Do you wake up with or have
- Stuffy head
- Dark circles under eyes
- The feeling that you didn’t sleep well or at all
If so then you need to read the article below.
WHO DID YOU SLEEP WITH LAST NIGHT??
Have you ever heard the old saying, “Don’t let the bed bugs bite?” Well it’s not bugs that are the real problem. It is the dust mites and the proteins in their DER p1or fecal matter (up to 20 pellets a day each) and shed exoskeletons that we inhale as we sleep and live that we have to be very concerned about. Millions of these flea like creatures, that belong to the arachnid (spiders, scorpions and others) family are living in your mattress right now amongst other unhealthy allergens such as bacteria, moulds, fungi and viruses no matter how clean you are or how old your mattress is. Pillows can contain up to 20% of their weight in dust mites and their waste matter. The mite population in your bed can be as large as 60% of the total household contamination and having these pests are not a sign of untidiness at all.
Their scientific names are dermatophagoides farinae (American Dust Mite) and d. pteronyssinus (European Dust Mite) and their names mean skin eating mites. These mites live off of the skin flakes (as much as 2 pounds of skin yearly) and hair we shed every day as well as bacteria, pollen, moulds, fungi and their own droppings. They are everywhere in your house with he highest concentration of them being in your bed where we spend up to 1/3 as adults and 1/2 as kids at ground zero.
Dust mites are linked and declared to be responsible for some of the many health problems we as a society battle with everyday. The list includes fatigue, hay fever, allergies, eczema, depression, glue ear, rashes, itchy skin and eyes, insomnia, bronchitis, asthma and other respiratory ailments according to the National Asthma Campaign. They do this by breaking down the linings of the eyes, lungs and nasal passages with a protein that is in their fecal matter (DER p1). A study done by the National Institute of Environmental Health stated that 46% of the houses in North America have enough dust mite allergens in their mattresses and beddings to cause troublesome allergies to the occupants.

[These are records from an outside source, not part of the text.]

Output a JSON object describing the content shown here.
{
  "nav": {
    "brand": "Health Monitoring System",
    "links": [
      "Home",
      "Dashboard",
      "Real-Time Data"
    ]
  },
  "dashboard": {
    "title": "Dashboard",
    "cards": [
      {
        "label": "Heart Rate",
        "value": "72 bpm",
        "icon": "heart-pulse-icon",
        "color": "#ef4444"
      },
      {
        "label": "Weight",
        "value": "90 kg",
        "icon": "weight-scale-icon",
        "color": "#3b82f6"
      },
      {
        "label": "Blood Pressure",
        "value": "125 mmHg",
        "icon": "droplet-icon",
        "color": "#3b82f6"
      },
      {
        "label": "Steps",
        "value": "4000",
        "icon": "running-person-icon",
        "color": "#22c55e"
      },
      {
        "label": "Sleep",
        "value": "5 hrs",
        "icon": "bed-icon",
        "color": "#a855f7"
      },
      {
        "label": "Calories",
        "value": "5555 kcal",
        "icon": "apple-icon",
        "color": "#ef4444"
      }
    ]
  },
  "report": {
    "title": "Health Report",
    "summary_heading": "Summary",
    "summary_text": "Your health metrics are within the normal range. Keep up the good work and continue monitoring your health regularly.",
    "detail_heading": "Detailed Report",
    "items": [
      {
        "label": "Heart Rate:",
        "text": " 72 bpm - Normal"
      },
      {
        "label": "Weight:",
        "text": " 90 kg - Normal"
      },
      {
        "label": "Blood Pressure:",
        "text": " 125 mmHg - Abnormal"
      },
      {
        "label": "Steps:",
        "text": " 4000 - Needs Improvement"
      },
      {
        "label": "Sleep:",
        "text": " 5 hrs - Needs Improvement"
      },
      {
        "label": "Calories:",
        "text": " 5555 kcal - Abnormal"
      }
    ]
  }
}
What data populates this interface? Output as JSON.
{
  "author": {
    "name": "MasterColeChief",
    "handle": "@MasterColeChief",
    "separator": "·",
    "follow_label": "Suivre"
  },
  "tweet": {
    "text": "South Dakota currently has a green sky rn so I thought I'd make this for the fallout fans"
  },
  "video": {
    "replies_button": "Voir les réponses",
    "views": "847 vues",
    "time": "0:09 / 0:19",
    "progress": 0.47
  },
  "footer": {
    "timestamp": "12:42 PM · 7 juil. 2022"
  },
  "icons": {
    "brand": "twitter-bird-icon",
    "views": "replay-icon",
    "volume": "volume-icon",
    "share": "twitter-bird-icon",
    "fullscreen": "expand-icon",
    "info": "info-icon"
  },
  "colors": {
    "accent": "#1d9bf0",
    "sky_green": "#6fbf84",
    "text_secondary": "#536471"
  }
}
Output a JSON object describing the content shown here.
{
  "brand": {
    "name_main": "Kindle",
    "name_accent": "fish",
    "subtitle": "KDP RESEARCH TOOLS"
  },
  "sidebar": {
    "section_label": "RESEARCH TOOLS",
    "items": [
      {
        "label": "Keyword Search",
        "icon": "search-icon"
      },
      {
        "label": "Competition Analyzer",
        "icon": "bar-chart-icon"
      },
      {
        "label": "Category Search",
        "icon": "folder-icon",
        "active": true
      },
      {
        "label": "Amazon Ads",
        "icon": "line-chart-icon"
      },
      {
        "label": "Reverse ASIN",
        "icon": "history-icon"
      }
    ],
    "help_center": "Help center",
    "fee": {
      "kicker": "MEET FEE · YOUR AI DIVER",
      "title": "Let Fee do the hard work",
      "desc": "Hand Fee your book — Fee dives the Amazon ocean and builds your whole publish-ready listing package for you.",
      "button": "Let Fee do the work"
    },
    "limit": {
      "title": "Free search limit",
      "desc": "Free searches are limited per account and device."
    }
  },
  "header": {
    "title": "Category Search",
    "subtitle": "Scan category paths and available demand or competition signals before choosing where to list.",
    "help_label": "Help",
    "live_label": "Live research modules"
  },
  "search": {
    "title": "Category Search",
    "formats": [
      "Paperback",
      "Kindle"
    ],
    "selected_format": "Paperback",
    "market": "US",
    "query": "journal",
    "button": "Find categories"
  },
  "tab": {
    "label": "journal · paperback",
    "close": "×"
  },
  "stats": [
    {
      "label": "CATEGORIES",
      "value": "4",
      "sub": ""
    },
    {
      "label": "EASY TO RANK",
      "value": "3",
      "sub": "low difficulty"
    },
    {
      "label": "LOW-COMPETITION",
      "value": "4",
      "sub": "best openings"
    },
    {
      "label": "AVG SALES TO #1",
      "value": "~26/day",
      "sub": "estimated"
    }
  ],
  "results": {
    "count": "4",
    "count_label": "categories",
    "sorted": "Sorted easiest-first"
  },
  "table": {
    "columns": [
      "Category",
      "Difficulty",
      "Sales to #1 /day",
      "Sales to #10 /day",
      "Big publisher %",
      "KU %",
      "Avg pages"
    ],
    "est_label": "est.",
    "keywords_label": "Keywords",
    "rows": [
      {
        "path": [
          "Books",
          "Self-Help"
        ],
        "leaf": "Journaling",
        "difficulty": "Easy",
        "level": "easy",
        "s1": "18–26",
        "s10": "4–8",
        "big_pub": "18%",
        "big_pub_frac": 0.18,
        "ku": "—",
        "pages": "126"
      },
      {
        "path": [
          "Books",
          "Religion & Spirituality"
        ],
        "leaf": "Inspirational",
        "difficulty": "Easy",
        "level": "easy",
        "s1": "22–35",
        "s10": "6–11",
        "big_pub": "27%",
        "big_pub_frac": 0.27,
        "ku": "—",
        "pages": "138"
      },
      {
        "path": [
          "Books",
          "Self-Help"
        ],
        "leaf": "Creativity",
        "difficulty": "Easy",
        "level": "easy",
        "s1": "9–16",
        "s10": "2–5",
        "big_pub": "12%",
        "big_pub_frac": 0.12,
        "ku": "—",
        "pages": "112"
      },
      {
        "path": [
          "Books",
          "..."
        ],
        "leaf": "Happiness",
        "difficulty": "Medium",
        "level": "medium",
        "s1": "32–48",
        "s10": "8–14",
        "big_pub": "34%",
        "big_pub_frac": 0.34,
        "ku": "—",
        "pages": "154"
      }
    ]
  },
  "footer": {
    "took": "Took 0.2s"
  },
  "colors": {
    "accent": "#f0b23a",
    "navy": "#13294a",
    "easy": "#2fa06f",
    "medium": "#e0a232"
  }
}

The dust mite’s excrement is thought to be the most important allergen associated with asthma. M.S. Dhillon and D.G. Hogan both of the Allergy and Asthma Consultants, PC claim that not taking charge of this problem within the early years of child development could lead to long-term health problems in the future. Dust mites are so small that 4 would fit on this period. With that said, dust mites and their excrement or fecal matter can easily float around on the air currents in a room or attach themselves to your clothing and be transported to another area and start a new infestation.
They thrive in dark, humid conditions making the bed the perfect place to set up residence. Although you cannot eliminate them completely, you can drastically reduce their population and keep them under control. One dust mite lives for approximately 3-4 months and produce up to 300 eggs a month.